# Work required
Leave the pictures out while you restate every entry below word for word.

Web page and app entries
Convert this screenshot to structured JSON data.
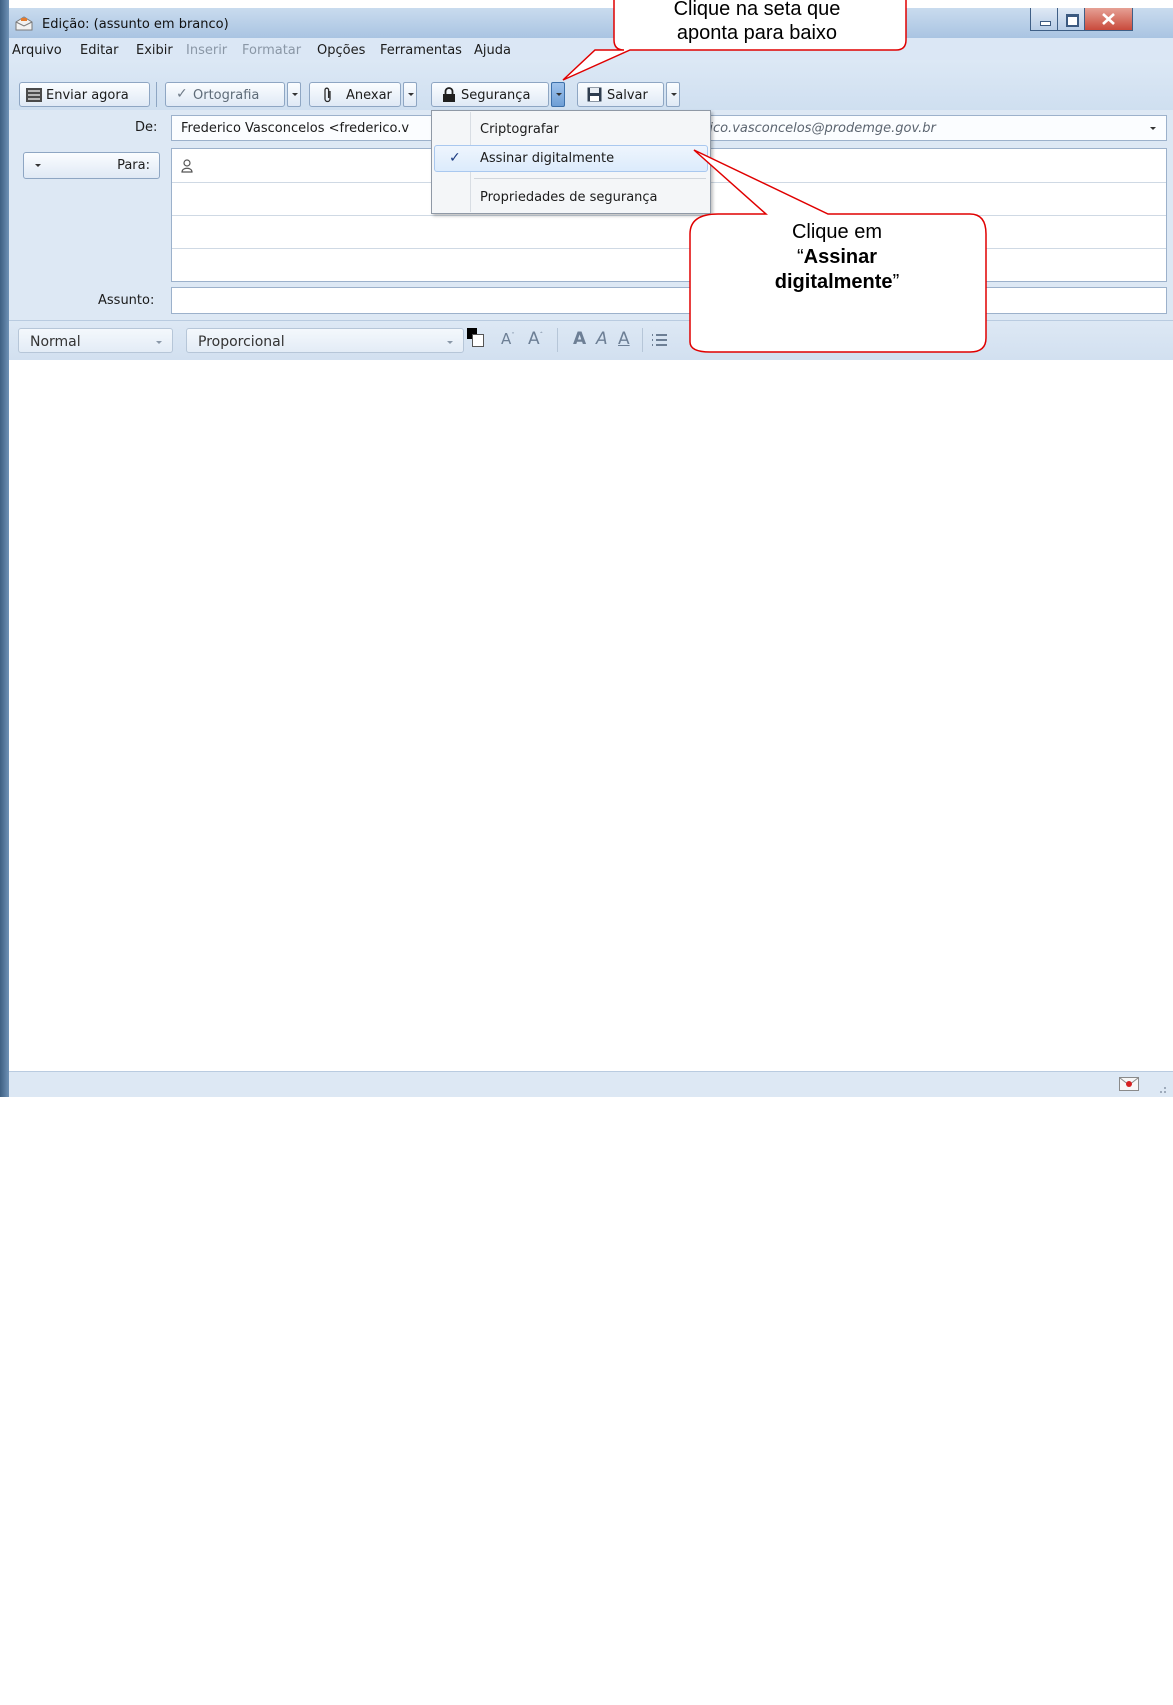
{
  "window": {
    "title": "Edição: (assunto em branco)"
  },
  "menubar": {
    "items": [
      {
        "label": "Arquivo",
        "disabled": false
      },
      {
        "label": "Editar",
        "disabled": false
      },
      {
        "label": "Exibir",
        "disabled": false
      },
      {
        "label": "Inserir",
        "disabled": true
      },
      {
        "label": "Formatar",
        "disabled": true
      },
      {
        "label": "Opções",
        "disabled": false
      },
      {
        "label": "Ferramentas",
        "disabled": false
      },
      {
        "label": "Ajuda",
        "disabled": false
      }
    ]
  },
  "toolbar": {
    "send_label": "Enviar agora",
    "spelling_label": "Ortografia",
    "attach_label": "Anexar",
    "security_label": "Segurança",
    "save_label": "Salvar"
  },
  "header": {
    "from_label": "De:",
    "from_value": "Frederico Vasconcelos <frederico.v",
    "from_value_tail": "rico.vasconcelos@prodemge.gov.br",
    "to_label": "Para:",
    "subject_label": "Assunto:"
  },
  "security_menu": {
    "items": [
      {
        "label": "Criptografar",
        "checked": false
      },
      {
        "label": "Assinar digitalmente",
        "checked": true
      },
      {
        "label": "Propriedades de segurança",
        "checked": false
      }
    ]
  },
  "format_bar": {
    "paragraph_style": "Normal",
    "font_family": "Proporcional"
  },
  "callouts": {
    "top_line1": "Clique na seta que",
    "top_line2": "aponta para baixo",
    "bottom_line1": "Clique em",
    "bottom_bold1": "Assinar",
    "bottom_bold2": "digitalmente"
  },
  "colors": {
    "callout_border": "#e00000",
    "titlebar": "#b7cde6",
    "close_button": "#c94a3c",
    "menu_selection": "#dcebfc"
  },
  "icons": [
    "email-edit-icon",
    "send-icon",
    "check-icon",
    "paperclip-icon",
    "lock-icon",
    "floppy-disk-icon",
    "contact-icon",
    "status-icon"
  ]
}
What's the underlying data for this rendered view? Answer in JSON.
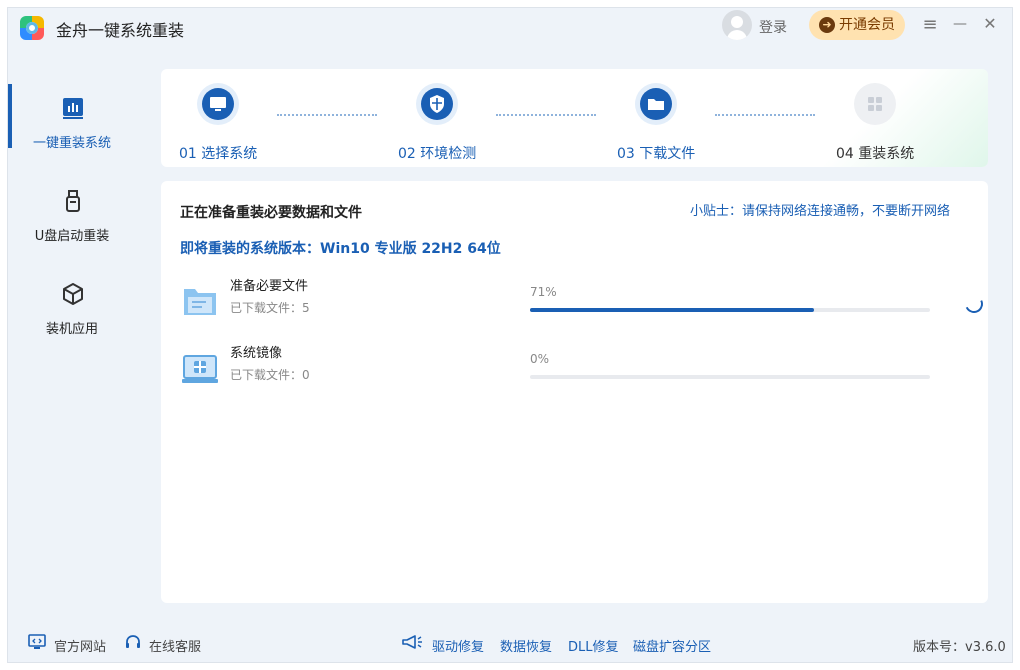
{
  "app": {
    "title": "金舟一键系统重装"
  },
  "header": {
    "login_label": "登录",
    "vip_label": "开通会员",
    "menu_icon": "≡",
    "minimize_icon": "—",
    "close_icon": "✕"
  },
  "sidebar": {
    "items": [
      {
        "label": "一键重装系统",
        "icon": "bar-chart-icon",
        "active": true
      },
      {
        "label": "U盘启动重装",
        "icon": "usb-drive-icon",
        "active": false
      },
      {
        "label": "装机应用",
        "icon": "cube-icon",
        "active": false
      }
    ]
  },
  "steps": [
    {
      "label": "01 选择系统",
      "icon": "monitor-icon",
      "state": "done"
    },
    {
      "label": "02 环境检测",
      "icon": "shield-icon",
      "state": "done"
    },
    {
      "label": "03 下载文件",
      "icon": "folder-icon",
      "state": "active"
    },
    {
      "label": "04 重装系统",
      "icon": "windows-icon",
      "state": "pending"
    }
  ],
  "main": {
    "heading": "正在准备重装必要数据和文件",
    "tip": "小贴士：请保持网络连接通畅，不要断开网络",
    "version_line": "即将重装的系统版本：Win10 专业版 22H2 64位",
    "items": [
      {
        "name": "准备必要文件",
        "sub": "已下载文件：5",
        "percent_label": "71%",
        "progress": 0.71,
        "icon": "folder-files-icon"
      },
      {
        "name": "系统镜像",
        "sub": "已下载文件：0",
        "percent_label": "0%",
        "progress": 0.0,
        "icon": "system-image-icon"
      }
    ]
  },
  "footer": {
    "website": "官方网站",
    "support": "在线客服",
    "driver_repair": "驱动修复",
    "data_recovery": "数据恢复",
    "dll_repair": "DLL修复",
    "disk_partition": "磁盘扩容分区",
    "version": "版本号：v3.6.0"
  },
  "colors": {
    "accent": "#1a5fb4",
    "background": "#eef3f9",
    "vip": "#ffe2b0"
  }
}
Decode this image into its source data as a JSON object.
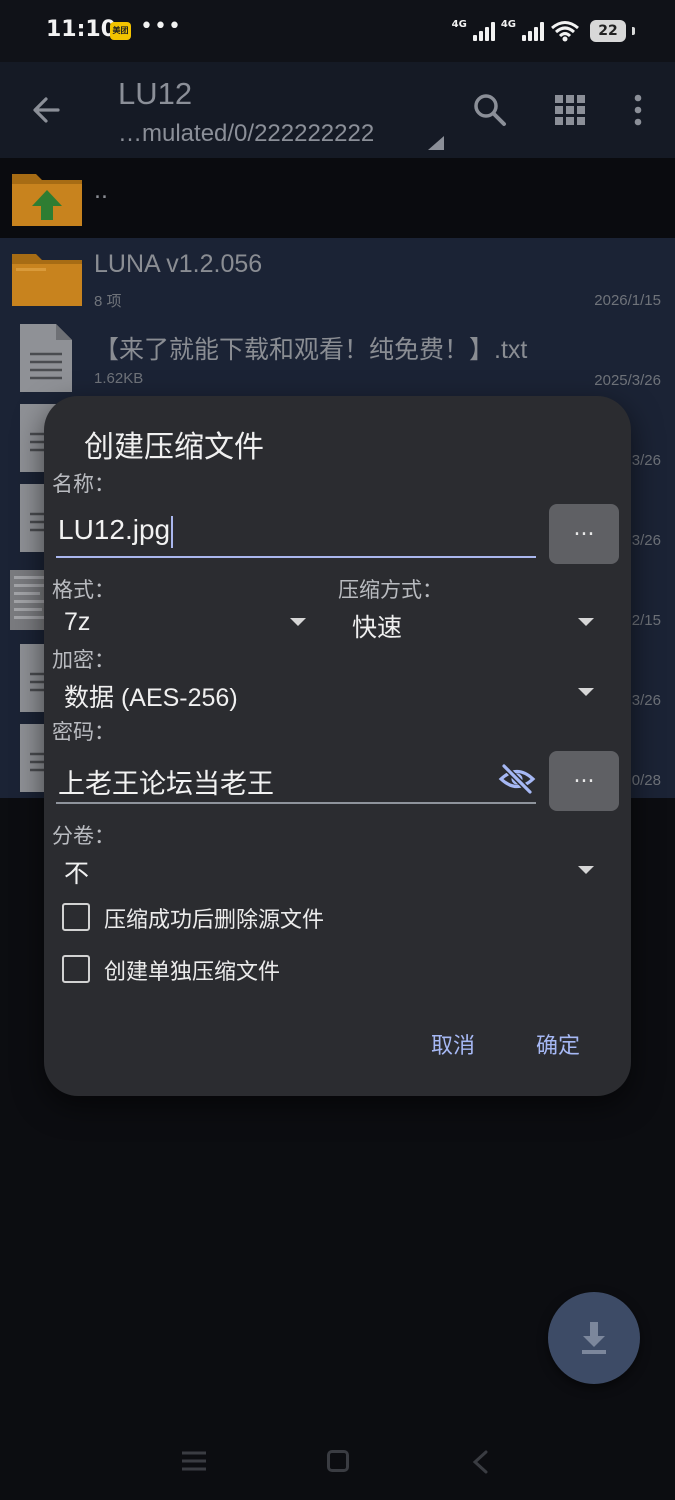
{
  "status": {
    "time": "11:10",
    "badge": "美团",
    "dots": "•••",
    "net1": "4G",
    "net2": "4G",
    "battery": "22"
  },
  "toolbar": {
    "title": "LU12",
    "path": "…mulated/0/222222222"
  },
  "files": [
    {
      "name": "..",
      "type": "up"
    },
    {
      "name": "LUNA v1.2.056",
      "meta": "8 项",
      "date": "2026/1/15",
      "type": "folder"
    },
    {
      "name": "【来了就能下载和观看！纯免费！】.txt",
      "meta": "1.62KB",
      "date": "2025/3/26",
      "type": "doc"
    }
  ],
  "hidden_dates": [
    "3/26",
    "3/26",
    "2/15",
    "3/26",
    "0/28"
  ],
  "dialog": {
    "title": "创建压缩文件",
    "name_label": "名称：",
    "name_value": "LU12.jpg",
    "dots": "...",
    "format_label": "格式：",
    "format_value": "7z",
    "method_label": "压缩方式：",
    "method_value": "快速",
    "encrypt_label": "加密：",
    "encrypt_value": "数据 (AES-256)",
    "password_label": "密码：",
    "password_value": "上老王论坛当老王",
    "volume_label": "分卷：",
    "volume_value": "不",
    "delete_source": "压缩成功后删除源文件",
    "separate_archive": "创建单独压缩文件",
    "cancel": "取消",
    "ok": "确定"
  },
  "colors": {
    "accent": "#a6b8f4",
    "dialog_bg": "#2b2c30",
    "folder": "#c8831e",
    "selection": "#1b2335"
  },
  "icons": [
    "back-arrow-icon",
    "search-icon",
    "grid-view-icon",
    "more-vert-icon",
    "folder-icon",
    "folder-up-icon",
    "text-file-icon",
    "visibility-off-icon",
    "download-icon"
  ]
}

# Written response
Convert this screenshot to structured JSON data.
{
  "window": {
    "title": "Edição: (assunto em branco)"
  },
  "menubar": {
    "items": [
      {
        "label": "Arquivo",
        "disabled": false
      },
      {
        "label": "Editar",
        "disabled": false
      },
      {
        "label": "Exibir",
        "disabled": false
      },
      {
        "label": "Inserir",
        "disabled": true
      },
      {
        "label": "Formatar",
        "disabled": true
      },
      {
        "label": "Opções",
        "disabled": false
      },
      {
        "label": "Ferramentas",
        "disabled": false
      },
      {
        "label": "Ajuda",
        "disabled": false
      }
    ]
  },
  "toolbar": {
    "send_label": "Enviar agora",
    "spelling_label": "Ortografia",
    "attach_label": "Anexar",
    "security_label": "Segurança",
    "save_label": "Salvar"
  },
  "header": {
    "from_label": "De:",
    "from_value": "Frederico Vasconcelos <frederico.v",
    "from_value_tail": "rico.vasconcelos@prodemge.gov.br",
    "to_label": "Para:",
    "subject_label": "Assunto:"
  },
  "security_menu": {
    "items": [
      {
        "label": "Criptografar",
        "checked": false
      },
      {
        "label": "Assinar digitalmente",
        "checked": true
      },
      {
        "label": "Propriedades de segurança",
        "checked": false
      }
    ]
  },
  "format_bar": {
    "paragraph_style": "Normal",
    "font_family": "Proporcional"
  },
  "callouts": {
    "top_line1": "Clique na seta que",
    "top_line2": "aponta para baixo",
    "bottom_line1": "Clique em",
    "bottom_bold1": "Assinar",
    "bottom_bold2": "digitalmente"
  },
  "colors": {
    "callout_border": "#e00000",
    "titlebar": "#b7cde6",
    "close_button": "#c94a3c",
    "menu_selection": "#dcebfc"
  },
  "icons": [
    "email-edit-icon",
    "send-icon",
    "check-icon",
    "paperclip-icon",
    "lock-icon",
    "floppy-disk-icon",
    "contact-icon",
    "status-icon"
  ]
}
What's the underlying data for this rendered view? Answer in JSON.
{
  "app": {
    "title": "金舟一键系统重装"
  },
  "header": {
    "login_label": "登录",
    "vip_label": "开通会员",
    "menu_icon": "≡",
    "minimize_icon": "—",
    "close_icon": "✕"
  },
  "sidebar": {
    "items": [
      {
        "label": "一键重装系统",
        "icon": "bar-chart-icon",
        "active": true
      },
      {
        "label": "U盘启动重装",
        "icon": "usb-drive-icon",
        "active": false
      },
      {
        "label": "装机应用",
        "icon": "cube-icon",
        "active": false
      }
    ]
  },
  "steps": [
    {
      "label": "01 选择系统",
      "icon": "monitor-icon",
      "state": "done"
    },
    {
      "label": "02 环境检测",
      "icon": "shield-icon",
      "state": "done"
    },
    {
      "label": "03 下载文件",
      "icon": "folder-icon",
      "state": "active"
    },
    {
      "label": "04 重装系统",
      "icon": "windows-icon",
      "state": "pending"
    }
  ],
  "main": {
    "heading": "正在准备重装必要数据和文件",
    "tip": "小贴士：请保持网络连接通畅，不要断开网络",
    "version_line": "即将重装的系统版本：Win10 专业版 22H2 64位",
    "items": [
      {
        "name": "准备必要文件",
        "sub": "已下载文件：5",
        "percent_label": "71%",
        "progress": 0.71,
        "icon": "folder-files-icon"
      },
      {
        "name": "系统镜像",
        "sub": "已下载文件：0",
        "percent_label": "0%",
        "progress": 0.0,
        "icon": "system-image-icon"
      }
    ]
  },
  "footer": {
    "website": "官方网站",
    "support": "在线客服",
    "driver_repair": "驱动修复",
    "data_recovery": "数据恢复",
    "dll_repair": "DLL修复",
    "disk_partition": "磁盘扩容分区",
    "version": "版本号：v3.6.0"
  },
  "colors": {
    "accent": "#1a5fb4",
    "background": "#eef3f9",
    "vip": "#ffe2b0"
  }
}
Decode this image into its source data as a JSON object.
{
  "status": {
    "time": "11:10",
    "badge": "美团",
    "dots": "•••",
    "net1": "4G",
    "net2": "4G",
    "battery": "22"
  },
  "toolbar": {
    "title": "LU12",
    "path": "…mulated/0/222222222"
  },
  "files": [
    {
      "name": "..",
      "type": "up"
    },
    {
      "name": "LUNA v1.2.056",
      "meta": "8 项",
      "date": "2026/1/15",
      "type": "folder"
    },
    {
      "name": "【来了就能下载和观看！纯免费！】.txt",
      "meta": "1.62KB",
      "date": "2025/3/26",
      "type": "doc"
    }
  ],
  "hidden_dates": [
    "3/26",
    "3/26",
    "2/15",
    "3/26",
    "0/28"
  ],
  "dialog": {
    "title": "创建压缩文件",
    "name_label": "名称：",
    "name_value": "LU12.jpg",
    "dots": "...",
    "format_label": "格式：",
    "format_value": "7z",
    "method_label": "压缩方式：",
    "method_value": "快速",
    "encrypt_label": "加密：",
    "encrypt_value": "数据 (AES-256)",
    "password_label": "密码：",
    "password_value": "上老王论坛当老王",
    "volume_label": "分卷：",
    "volume_value": "不",
    "delete_source": "压缩成功后删除源文件",
    "separate_archive": "创建单独压缩文件",
    "cancel": "取消",
    "ok": "确定"
  },
  "colors": {
    "accent": "#a6b8f4",
    "dialog_bg": "#2b2c30",
    "folder": "#c8831e",
    "selection": "#1b2335"
  },
  "icons": [
    "back-arrow-icon",
    "search-icon",
    "grid-view-icon",
    "more-vert-icon",
    "folder-icon",
    "folder-up-icon",
    "text-file-icon",
    "visibility-off-icon",
    "download-icon"
  ]
}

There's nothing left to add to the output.